The framework consists of tools that aim to simplify the development of client .Net applications, and the initial release specifically targets business apps. Microsoft wants to let programmers write less code and create more components like menu items that can be reused in a variety of different applications. As a major step in that direction, the company this week announced Project Acropolis, a framework for developing rich .NET-based client applications.
Acropolis consists of tools that aim to simplify the development of client .NET applications, and the initial release specifically targets business apps. Acropolis will allow developers to break apps down into reusable modules, like individual menu items and roll them into any of a few different applications like a document manager or an app for managing expenses.

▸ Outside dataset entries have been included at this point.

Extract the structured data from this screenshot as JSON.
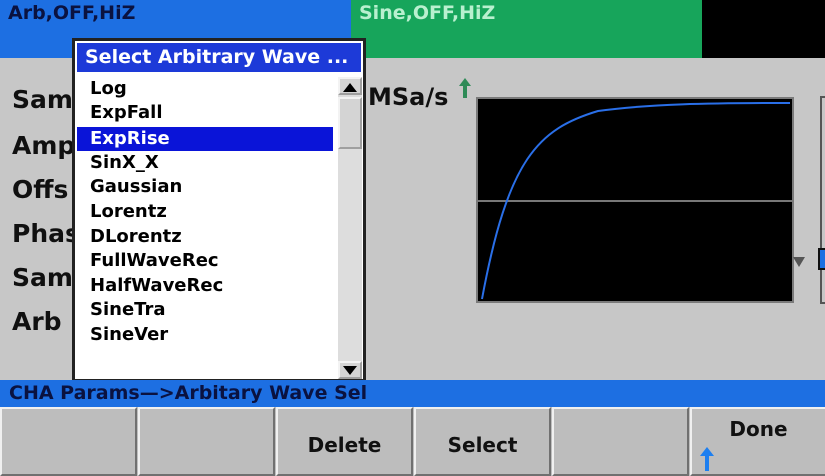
{
  "channels": {
    "ch1_label": "Arb,OFF,HiZ",
    "ch2_label": "Sine,OFF,HiZ"
  },
  "params": {
    "row1": "Samp",
    "row2": "Amp",
    "row3": "Offs",
    "row4": "Phas",
    "row5": "Sam",
    "row6": "Arb N",
    "rate_unit": "MSa/s"
  },
  "arb_list": {
    "title": "Select Arbitrary Wave ...",
    "items": [
      "Log",
      "ExpFall",
      "ExpRise",
      "SinX_X",
      "Gaussian",
      "Lorentz",
      "DLorentz",
      "FullWaveRec",
      "HalfWaveRec",
      "SineTra",
      "SineVer"
    ],
    "selected": "ExpRise"
  },
  "path": "CHA Params—>Arbitary Wave Sel",
  "softkeys": [
    "",
    "",
    "Delete",
    "Select",
    "",
    "Done"
  ],
  "colors": {
    "channel1": "#1d6fe2",
    "channel2": "#17a55b",
    "panel": "#c7c7c7",
    "selection": "#0a14d8",
    "waveform": "#2a6fe8",
    "marker": "#2e8b57"
  },
  "icons": {
    "trigger_marker": "up-arrow-icon",
    "done_arrow": "up-arrow-icon",
    "scroll_up": "triangle-up-icon",
    "scroll_down": "triangle-down-icon"
  }
}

Hopefully, that means developers will spend less time on each individual app they create. Much of this is done without code, since Acropolis includes application templates and themes that create an Acropolis app's look and feel.
Acropolis may end up being a catalyst toward the development of more graphically rich business apps because it takes advantage of .NET Framework 3.0 and therefore Windows Presentation Foundation, the user interface technology found in Windows Vista.
Microsoft, Windows Vista, Acropolis, .NET, Development